A john donne biography summary of them was not made until after his death in His early belief in the value of scepticism now gave way to a firm faith in the traditional teachings of the Bible. Having converted to the Anglican ChurchDonne focused his literary career on religious literature. He quickly became noted for his sermons and religious poems. Towards the end of his life Donne wrote works that challenged death, and the fear that it inspired in many men, on the grounds of his belief that those who die are sent to Heaven to live eternally.
Death's Duel portrays life as a steady descent to suffering and death, yet sees hope in salvation and immortality through an embrace of God, Christ and the Resurrection. His work has received example criticism over the years, especially concerning his metaphysical form.
Donne is generally considered the most prominent member of the metaphysical poetsa phrase coined in by Samuel Johnsonfollowing a comment on Donne by John Dryden.
Dryden had written of Donne in Donne's immediate successors in poetry therefore tended to regard his works with ambivalence, with the Neoclassical poets regarding his conceits as abuse of the metaphor.
However he was revived by Romantic poets such as Coleridge and Browningthough his more recent revival in the early twentieth century by poets such as T.
Eliot and critics like F R Leavis tended to portray him, with approval, as an anti-Romantic. Donne is considered a master of the metaphysical conceitan extended metaphor that combines two vastly different ideas into a single idea, often using imagery. One of the most famous of Donne's conceits is found in " A Valediction: Forbidding Mourning " where he compares two lovers who are separated like the two legs of a compass.
Donne's works are also witty, employing paradoxespunsand subtle yet remarkable analogies. His pieces are often ironic and cynical, especially regarding love and john motives. Common subjects of Donne's poems are love especially in his early lifedeath especially after his wife's deathand religion. John Donne's poetry represented a shift from classical forms to more personal poetry. Donne is noted for his poetic metrewhich was structured with changing and jagged rhythms that closely resemble casual speech it was for this that the more classical-minded Ben Jonson commented that "Donne, for not keeping of accent, deserved hanging".
Some scholars believe that Donne's literary works reflect the changing trends of his life, with love poetry and satires from his youth and religious sermons during his later years.
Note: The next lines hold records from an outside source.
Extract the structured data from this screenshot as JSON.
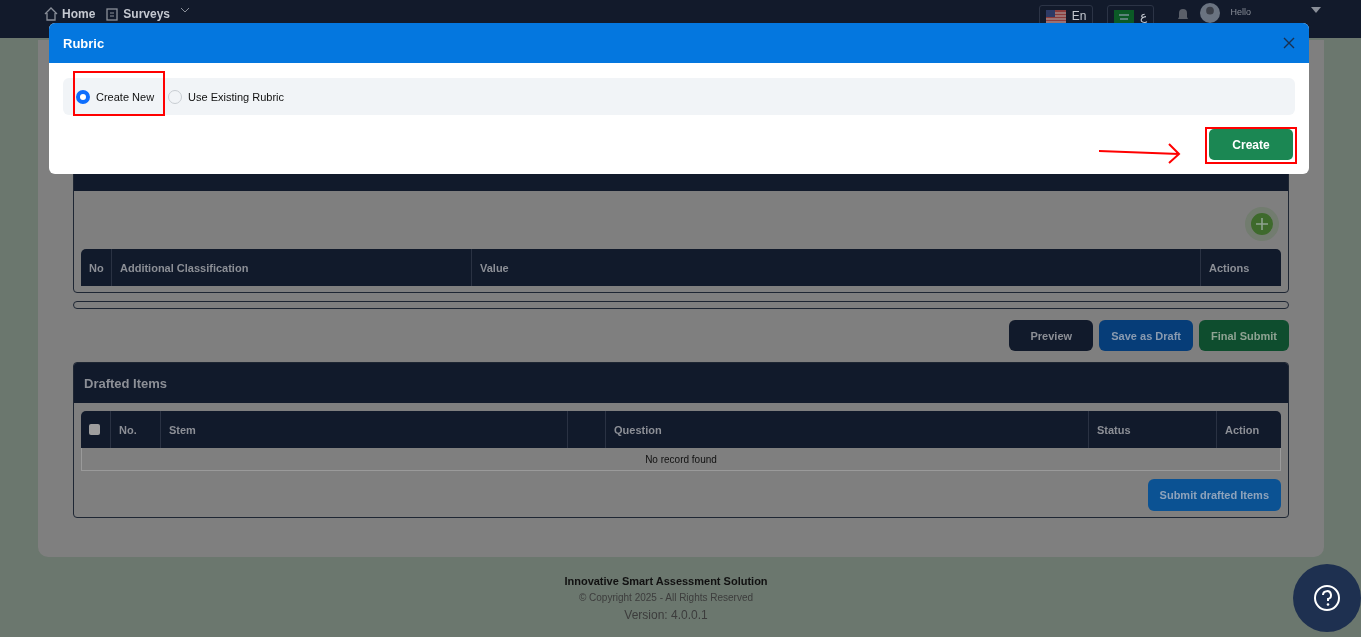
{
  "nav": {
    "items": [
      {
        "label": "Home",
        "kind": "home"
      },
      {
        "label": "Surveys",
        "kind": "surveys"
      }
    ],
    "languages": [
      {
        "label": "En",
        "kind": "us"
      },
      {
        "label": "ع",
        "kind": "sa"
      }
    ],
    "greeting": "Hello"
  },
  "modal": {
    "title": "Rubric",
    "options": [
      {
        "label": "Create New",
        "selected": true
      },
      {
        "label": "Use Existing Rubric",
        "selected": false
      }
    ],
    "button": "Create"
  },
  "classification_table": {
    "columns": [
      "No",
      "Additional Classification",
      "Value",
      "Actions"
    ]
  },
  "actions": [
    {
      "label": "Preview",
      "kind": "dark"
    },
    {
      "label": "Save as Draft",
      "kind": "blue"
    },
    {
      "label": "Final Submit",
      "kind": "green"
    }
  ],
  "drafted": {
    "title": "Drafted Items",
    "select_all": {
      "checked": false
    },
    "columns": [
      "No.",
      "Stem",
      "",
      "Question",
      "Status",
      "Action"
    ],
    "empty": "No record found",
    "button": "Submit drafted Items"
  },
  "footer": {
    "title": "Innovative Smart Assessment Solution",
    "copyright": "© Copyright 2025 - All Rights Reserved",
    "version": "Version: 4.0.0.1"
  }
}
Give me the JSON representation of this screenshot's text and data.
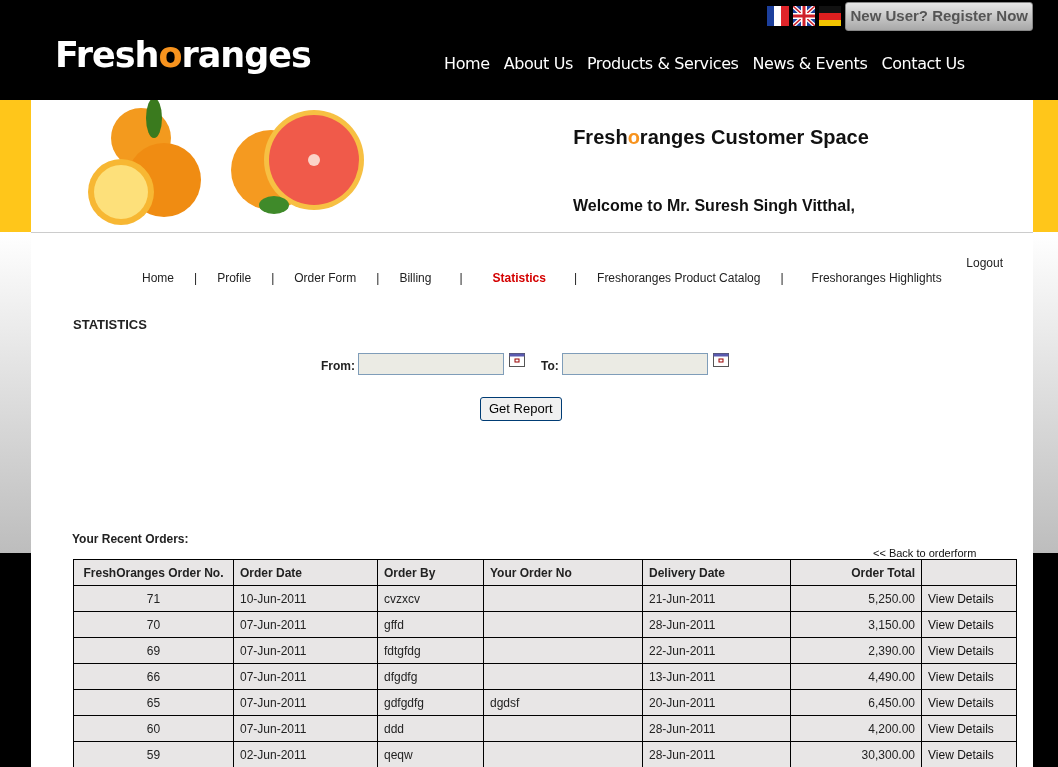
{
  "header": {
    "logo": {
      "before": "Fresh",
      "accent": "o",
      "after": "ranges"
    },
    "register_button": "New User? Register Now",
    "flags": [
      {
        "kind": "fr"
      },
      {
        "kind": "uk"
      },
      {
        "kind": "de"
      }
    ],
    "nav": [
      "Home",
      "About Us",
      "Products & Services",
      "News & Events",
      "Contact Us"
    ]
  },
  "banner": {
    "title": {
      "before": "Fresh",
      "accent": "o",
      "after": "ranges Customer Space"
    },
    "welcome": "Welcome to Mr. Suresh Singh Vitthal,"
  },
  "subnav": {
    "logout": "Logout",
    "items": [
      {
        "label": "Home",
        "selected": false,
        "separator": "|"
      },
      {
        "label": "Profile",
        "selected": false,
        "separator": "|"
      },
      {
        "label": "Order Form",
        "selected": false,
        "separator": "|"
      },
      {
        "label": "Billing",
        "selected": false,
        "separator": "|"
      },
      {
        "label": "Statistics",
        "selected": true,
        "separator": "|"
      },
      {
        "label": "Freshoranges Product Catalog",
        "selected": false,
        "separator": "|"
      },
      {
        "label": "Freshoranges Highlights",
        "selected": false
      }
    ]
  },
  "statistics": {
    "heading": "STATISTICS",
    "from_label": "From:",
    "to_label": "To:",
    "button": "Get Report"
  },
  "orders": {
    "heading": "Your Recent Orders:",
    "back_link": "<< Back to orderform",
    "columns": [
      "FreshOranges Order No.",
      "Order Date",
      "Order By",
      "Your Order No",
      "Delivery Date",
      "Order Total"
    ],
    "rows": [
      [
        "71",
        "10-Jun-2011",
        "cvzxcv",
        "",
        "21-Jun-2011",
        "5,250.00",
        "View Details"
      ],
      [
        "70",
        "07-Jun-2011",
        "gffd",
        "",
        "28-Jun-2011",
        "3,150.00",
        "View Details"
      ],
      [
        "69",
        "07-Jun-2011",
        "fdtgfdg",
        "",
        "22-Jun-2011",
        "2,390.00",
        "View Details"
      ],
      [
        "66",
        "07-Jun-2011",
        "dfgdfg",
        "",
        "13-Jun-2011",
        "4,490.00",
        "View Details"
      ],
      [
        "65",
        "07-Jun-2011",
        "gdfgdfg",
        "dgdsf",
        "20-Jun-2011",
        "6,450.00",
        "View Details"
      ],
      [
        "60",
        "07-Jun-2011",
        "ddd",
        "",
        "28-Jun-2011",
        "4,200.00",
        "View Details"
      ],
      [
        "59",
        "02-Jun-2011",
        "qeqw",
        "",
        "28-Jun-2011",
        "30,300.00",
        "View Details"
      ]
    ]
  }
}
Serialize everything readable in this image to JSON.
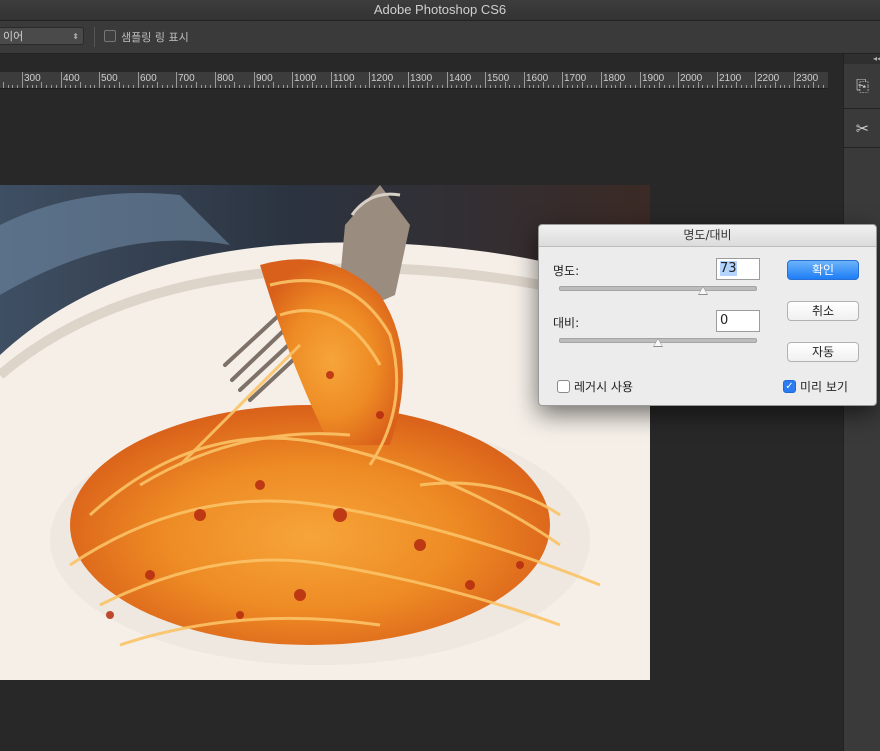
{
  "app": {
    "title": "Adobe Photoshop CS6"
  },
  "options_bar": {
    "select_value": "이어",
    "show_sampling_ring_label": "샘플링 링 표시",
    "show_sampling_ring_checked": false
  },
  "ruler": {
    "labels": [
      "300",
      "400",
      "500",
      "600",
      "700",
      "800",
      "900",
      "1000",
      "1100",
      "1200",
      "1300",
      "1400",
      "1500",
      "1600",
      "1700",
      "1800",
      "1900",
      "2000",
      "2100",
      "2200",
      "2300"
    ]
  },
  "right_panel": {
    "tools": [
      "clone-stamp-icon",
      "tools-icon"
    ]
  },
  "dialog": {
    "title": "명도/대비",
    "brightness_label": "명도:",
    "brightness_value": "73",
    "brightness_slider": 0.73,
    "contrast_label": "대비:",
    "contrast_value": "0",
    "contrast_slider": 0.5,
    "ok_label": "확인",
    "cancel_label": "취소",
    "auto_label": "자동",
    "legacy_label": "레거시 사용",
    "legacy_checked": false,
    "preview_label": "미리 보기",
    "preview_checked": true,
    "accent": "#1e7ef6"
  }
}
Other biographies, such as Helen Gardnerquestion the validity of this dating—most of his poems john donne biography published posthumously The exception to these is his Anniversarieswhich summary example published in and Devotions upon Emergent Occasions published in His examples are also dated, sometimes specifically by date and year.
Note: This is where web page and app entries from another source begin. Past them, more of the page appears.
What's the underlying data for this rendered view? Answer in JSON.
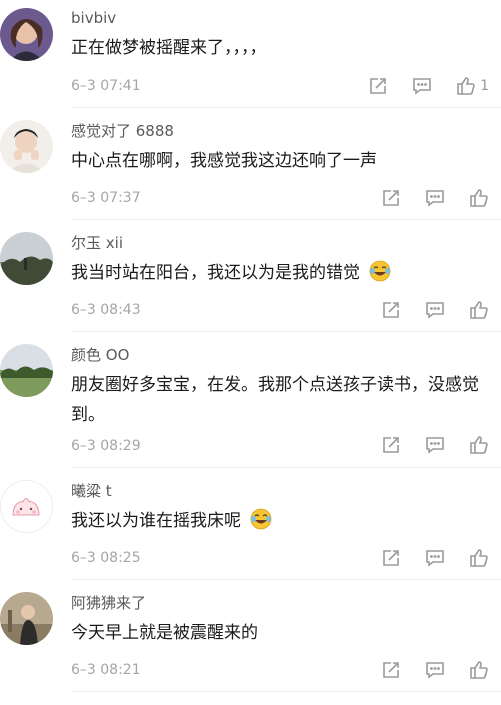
{
  "comments": [
    {
      "user": "bivbiv",
      "text": "正在做梦被摇醒来了，，，，",
      "time": "6–3 07:41",
      "likes": "1",
      "has_emoji": false
    },
    {
      "user": "感觉对了 6888",
      "text": "中心点在哪啊，我感觉我这边还响了一声",
      "time": "6–3 07:37",
      "likes": "",
      "has_emoji": false
    },
    {
      "user": "尔玉 xii",
      "text": "我当时站在阳台，我还以为是我的错觉",
      "time": "6–3 08:43",
      "likes": "",
      "has_emoji": true
    },
    {
      "user": "颜色 OO",
      "text": "朋友圈好多宝宝，在发。我那个点送孩子读书，没感觉到。",
      "time": "6–3 08:29",
      "likes": "",
      "has_emoji": false
    },
    {
      "user": "曦粱 t",
      "text": "我还以为谁在摇我床呢",
      "time": "6–3 08:25",
      "likes": "",
      "has_emoji": true
    },
    {
      "user": "阿狒狒来了",
      "text": "今天早上就是被震醒来的",
      "time": "6–3 08:21",
      "likes": "",
      "has_emoji": false
    }
  ],
  "icons": {
    "share": "share-icon",
    "reply": "comment-icon",
    "like": "thumbs-up-icon",
    "emoji": "laughing-crying-emoji-icon"
  }
}
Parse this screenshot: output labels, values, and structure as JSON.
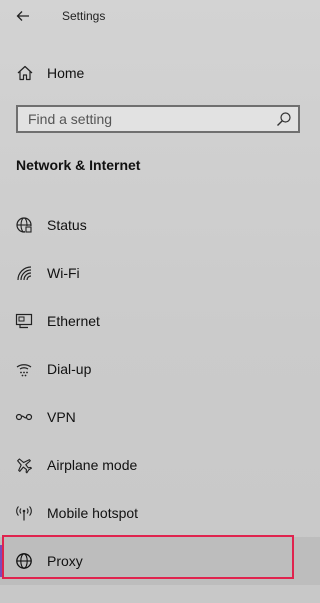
{
  "app": {
    "title": "Settings",
    "back_icon": "back-arrow-icon"
  },
  "home": {
    "label": "Home",
    "icon": "home-icon"
  },
  "search": {
    "placeholder": "Find a setting",
    "value": "",
    "icon": "search-icon"
  },
  "section": {
    "title": "Network & Internet"
  },
  "nav": {
    "items": [
      {
        "label": "Status",
        "icon": "globe-status-icon",
        "selected": false
      },
      {
        "label": "Wi-Fi",
        "icon": "wifi-icon",
        "selected": false
      },
      {
        "label": "Ethernet",
        "icon": "ethernet-icon",
        "selected": false
      },
      {
        "label": "Dial-up",
        "icon": "dialup-icon",
        "selected": false
      },
      {
        "label": "VPN",
        "icon": "vpn-icon",
        "selected": false
      },
      {
        "label": "Airplane mode",
        "icon": "airplane-icon",
        "selected": false
      },
      {
        "label": "Mobile hotspot",
        "icon": "hotspot-icon",
        "selected": false
      },
      {
        "label": "Proxy",
        "icon": "globe-icon",
        "selected": true
      }
    ]
  },
  "colors": {
    "accent": "#7a4bb8",
    "highlight": "#e0234e"
  }
}
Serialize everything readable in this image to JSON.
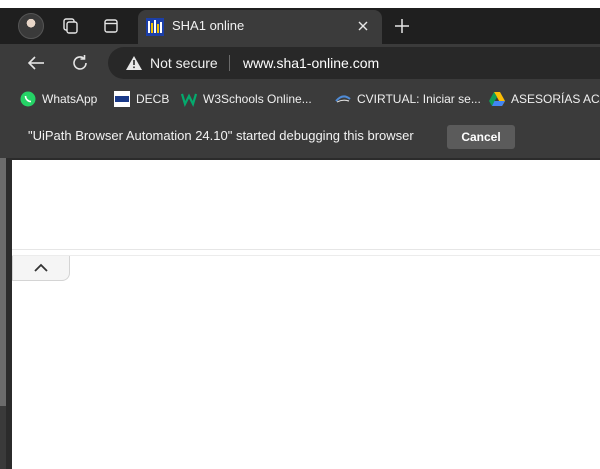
{
  "tab": {
    "title": "SHA1 online"
  },
  "omnibox": {
    "security": "Not secure",
    "url": "www.sha1-online.com"
  },
  "bookmarks": [
    {
      "label": "WhatsApp",
      "icon": "whatsapp-icon"
    },
    {
      "label": "DECB",
      "icon": "decb-icon"
    },
    {
      "label": "W3Schools Online...",
      "icon": "w3schools-icon"
    },
    {
      "label": "CVIRTUAL: Iniciar se...",
      "icon": "cvirtual-icon"
    },
    {
      "label": "ASESORÍAS ACAD",
      "icon": "google-drive-icon"
    }
  ],
  "infobar": {
    "message": "\"UiPath Browser Automation 24.10\" started debugging this browser",
    "cancel_label": "Cancel"
  },
  "colors": {
    "frame": "#1f1f1f",
    "toolbar": "#3b3b3b",
    "omnibox": "#282828",
    "whatsapp": "#25d366",
    "w3schools": "#04aa6d"
  }
}
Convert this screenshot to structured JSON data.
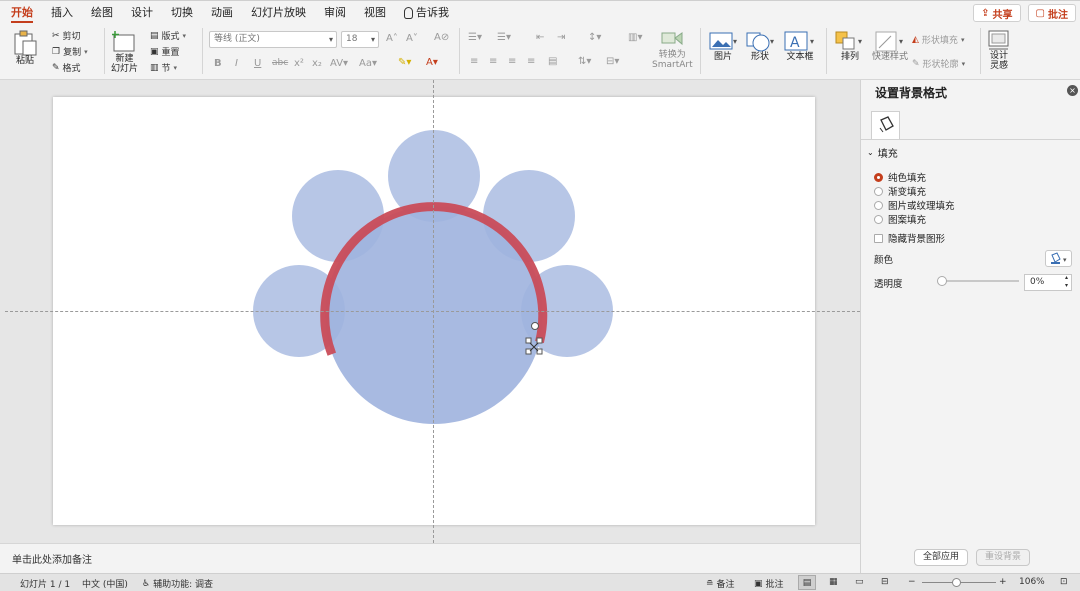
{
  "menu": {
    "tabs": [
      "开始",
      "插入",
      "绘图",
      "设计",
      "切换",
      "动画",
      "幻灯片放映",
      "审阅",
      "视图"
    ],
    "active_tab": "开始",
    "tell_me": "告诉我",
    "share": "共享",
    "comments": "批注"
  },
  "ribbon": {
    "paste": "粘贴",
    "cut": "剪切",
    "copy": "复制",
    "format": "格式",
    "new_slide_line1": "新建",
    "new_slide_line2": "幻灯片",
    "layout": "版式",
    "reset": "重置",
    "section": "节",
    "font_name": "等线 (正文)",
    "font_size": "18",
    "smartart_line1": "转换为",
    "smartart_line2": "SmartArt",
    "picture": "图片",
    "shape": "形状",
    "textbox": "文本框",
    "arrange": "排列",
    "quick_styles": "快速样式",
    "shape_fill": "形状填充",
    "shape_outline": "形状轮廓",
    "designer_line1": "设计",
    "designer_line2": "灵感"
  },
  "notes": {
    "placeholder": "单击此处添加备注"
  },
  "pane": {
    "title": "设置背景格式",
    "section_fill": "填充",
    "options": [
      {
        "label": "纯色填充",
        "selected": true
      },
      {
        "label": "渐变填充",
        "selected": false
      },
      {
        "label": "图片或纹理填充",
        "selected": false
      },
      {
        "label": "图案填充",
        "selected": false
      }
    ],
    "hide_bg": "隐藏背景图形",
    "color_label": "颜色",
    "transparency_label": "透明度",
    "transparency_value": "0%",
    "transparency": 0,
    "apply_all": "全部应用",
    "reset_bg": "重设背景"
  },
  "status": {
    "slide": "幻灯片 1 / 1",
    "language": "中文 (中国)",
    "accessibility": "辅助功能: 调查",
    "notes": "备注",
    "comments": "批注",
    "zoom": "106%"
  },
  "colors": {
    "accent": "#c43e1c",
    "circle": "#9fb3de",
    "arc": "#c94c58"
  }
}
Donne is commemorated as a priest in the calendar of the Church of England  and in the Calendar of Saints of the Evangelical Lutheran Church in America on 31 March. During his lifetime several likenesses were made of the poet. The earliest was the anonymous portrait of now in the National Portrait Gallery, London which has been recently restored. The portrait was described in Donne's will as "that picture of myne wych is taken in the shaddowes", and bequeathed by him to Robert Kerr, 1st Earl of Ancram. After Donne's death, a number of poetical tributes were paid to him, of which one of the principal and most difficult to follow was his friend Lord Herbert of Cherbury 's "Elegy for Doctor Donne".
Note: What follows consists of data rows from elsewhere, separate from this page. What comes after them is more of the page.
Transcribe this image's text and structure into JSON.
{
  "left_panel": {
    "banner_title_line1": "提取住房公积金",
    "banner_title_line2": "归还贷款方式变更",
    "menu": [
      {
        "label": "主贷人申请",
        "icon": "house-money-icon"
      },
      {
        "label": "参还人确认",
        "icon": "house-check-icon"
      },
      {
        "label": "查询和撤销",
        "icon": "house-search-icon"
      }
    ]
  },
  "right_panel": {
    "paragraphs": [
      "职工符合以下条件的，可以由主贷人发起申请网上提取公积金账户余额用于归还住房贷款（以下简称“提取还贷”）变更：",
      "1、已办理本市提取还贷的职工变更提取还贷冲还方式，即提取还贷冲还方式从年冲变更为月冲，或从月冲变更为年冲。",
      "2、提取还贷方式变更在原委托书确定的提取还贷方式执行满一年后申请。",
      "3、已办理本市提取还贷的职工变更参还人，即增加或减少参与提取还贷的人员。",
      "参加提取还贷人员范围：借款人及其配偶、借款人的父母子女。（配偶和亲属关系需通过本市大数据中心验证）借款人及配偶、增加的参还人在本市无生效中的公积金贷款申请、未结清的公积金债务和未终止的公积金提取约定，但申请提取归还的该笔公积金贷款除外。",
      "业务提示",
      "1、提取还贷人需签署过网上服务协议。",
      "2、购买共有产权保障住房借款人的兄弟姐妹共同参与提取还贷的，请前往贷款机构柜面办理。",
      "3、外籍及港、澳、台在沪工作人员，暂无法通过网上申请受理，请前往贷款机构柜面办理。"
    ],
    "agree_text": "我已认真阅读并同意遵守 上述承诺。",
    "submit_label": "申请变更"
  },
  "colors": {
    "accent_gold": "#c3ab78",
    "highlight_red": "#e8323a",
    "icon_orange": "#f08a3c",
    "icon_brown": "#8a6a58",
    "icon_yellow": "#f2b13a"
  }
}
Beginning in the 20th century, several historical novels appeared taking as their subject various episodes in Donne's life.
There were musical settings of Donne's lyrics even during his lifetime. InPriaulx Rainier set prose texts by Donne to music in her Cycle for Declamation for solo voice.
Forbidding Mourning" for the track "Mecciano  and an augmented version of "A Fever" for the track "Corruption. In the 21st century there have been settings of prose texts by Donne. From Wikipedia, the free encyclopedia.
For the crater on Mercury, see Donne crater.